I have recently gotten involved (its a long story) tutoring and then teaching math in a program to prepare people for the High School equivalency or GED exam.
The students in that program, as far as I can see from personal observation, are suffering from severe educational deficits and working under great handicaps.
On the one hand, students prepared at only the level required to pass the GED math test are likely to be at a very great disadvantage and would require much more remediation to get through even the minimal math requirements at a Junior College.
But on the other hand, the GED material is a necessary precondition to any further math study, so getting the students from where they are now up to a level where they could be comfortable with the exam material seems like "a good thing" and a definite step in the right direction.
Presuming that most subscribers to this group are professional educators, and hence that they know something I don't know, perhaps they could enlighten me as to the "down side" of teaching to the test in the situation I've described.
The students are quite a diverse lot. Some may have come from countries where they were able to get only a few years formal education. For most of the foreign born students, English is not their first language.
For the native English speakers, there are often all sorts of deficits from simply lack of information, lack of study skills, difficulty concentrating, perhaps cognitive deficits that would take a qualified professional to diagnose.
Naturally, "understanding and learning" is where we want to go, but:
1) How does the instructor know that the student has "understood" some concept?
2.) How does the student himself know that he or she has understood?
In both instances, ability to solve problems and to perform standard arithmetical, logical, or algebraic manipulations, and to come up with the right answer, is the "gold standard" of objective criteria.
Does the student understand to concept of "quantity"; does he or she "know" that five is bigger than two, and that five is less than fourteen ? In some sense, you cant't teach that. The student has that ability or not. What you _can_ do is give them practice sorting numbers, putting numbers on a number line,
arranging things by size and so on.
If they can do the sorting correctllu pretty much every time, then maybe they understand the underlying concept. If they can't do the sort, they for sure do not understand the concepts.
But observing from the outside, all we can tell is that the students can or can not solve problems.
From that point of view the "light" that goes on is something of a mystical proposition. We can't observe it. But we can observe the demonstration (or lack ) of the skill.

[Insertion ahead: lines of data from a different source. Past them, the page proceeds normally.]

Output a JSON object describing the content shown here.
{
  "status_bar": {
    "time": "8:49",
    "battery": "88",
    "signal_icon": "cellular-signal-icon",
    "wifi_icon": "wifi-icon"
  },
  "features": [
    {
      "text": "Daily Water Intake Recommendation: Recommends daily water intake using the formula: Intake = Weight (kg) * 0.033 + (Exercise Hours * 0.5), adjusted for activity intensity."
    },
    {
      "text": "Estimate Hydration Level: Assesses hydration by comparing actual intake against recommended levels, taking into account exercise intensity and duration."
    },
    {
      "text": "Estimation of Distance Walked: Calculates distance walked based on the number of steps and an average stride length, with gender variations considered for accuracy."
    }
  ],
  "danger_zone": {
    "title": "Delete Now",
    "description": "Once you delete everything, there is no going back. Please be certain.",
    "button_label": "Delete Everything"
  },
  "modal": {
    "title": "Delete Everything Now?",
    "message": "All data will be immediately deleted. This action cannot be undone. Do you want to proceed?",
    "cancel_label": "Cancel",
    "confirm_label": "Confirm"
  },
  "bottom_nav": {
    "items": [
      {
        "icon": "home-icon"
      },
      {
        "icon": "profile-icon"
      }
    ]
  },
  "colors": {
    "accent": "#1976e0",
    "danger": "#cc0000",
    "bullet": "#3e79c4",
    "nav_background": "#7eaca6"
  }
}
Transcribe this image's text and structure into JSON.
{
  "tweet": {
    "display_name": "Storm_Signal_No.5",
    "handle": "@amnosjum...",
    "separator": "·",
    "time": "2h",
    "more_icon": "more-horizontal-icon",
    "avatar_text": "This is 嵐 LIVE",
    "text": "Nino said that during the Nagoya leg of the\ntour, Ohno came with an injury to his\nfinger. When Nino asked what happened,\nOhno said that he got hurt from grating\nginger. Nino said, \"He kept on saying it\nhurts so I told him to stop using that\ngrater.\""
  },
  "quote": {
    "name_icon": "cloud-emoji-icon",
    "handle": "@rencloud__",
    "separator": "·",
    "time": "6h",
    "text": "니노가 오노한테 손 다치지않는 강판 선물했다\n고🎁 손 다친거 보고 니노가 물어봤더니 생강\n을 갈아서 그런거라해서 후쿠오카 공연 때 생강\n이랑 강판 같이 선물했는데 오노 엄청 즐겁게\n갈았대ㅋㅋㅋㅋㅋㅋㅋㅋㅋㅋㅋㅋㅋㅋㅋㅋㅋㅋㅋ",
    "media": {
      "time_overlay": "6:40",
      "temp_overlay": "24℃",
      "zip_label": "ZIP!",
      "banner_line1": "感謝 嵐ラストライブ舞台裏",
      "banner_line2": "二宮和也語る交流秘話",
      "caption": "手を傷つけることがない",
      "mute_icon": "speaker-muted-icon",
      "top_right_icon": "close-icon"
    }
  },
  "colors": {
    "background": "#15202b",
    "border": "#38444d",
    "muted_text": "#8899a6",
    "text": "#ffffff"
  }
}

As far as teaching to the test goes, most teachers feel it is 'bad' but since more and more reviews and evaluations are based on tests results, the 'bad' is not as bad as losing your job or getting a poor evaluation. I don't know what was written in the NYTR, but teachers I know would much rather be teaching what children really need to know. This includes items that would be on the test but also things you can't test: developing creativity, music and art appreciation, how to work alone and in group settings, how to think independently, and many more. Many districts have shortened or completely eliminated music, art, PE, and/or recess times. This affects the learning of students in ways I'm not sure anyone even remotely understands.
I don't think there is an easy answer. There are many people on both sides of the fence, shaking thier fist, screaming at each other, and pulling at the fence to drag it one way or the other. Meanwhile, students are being carried along in our education system not getting what they need to succeed in life.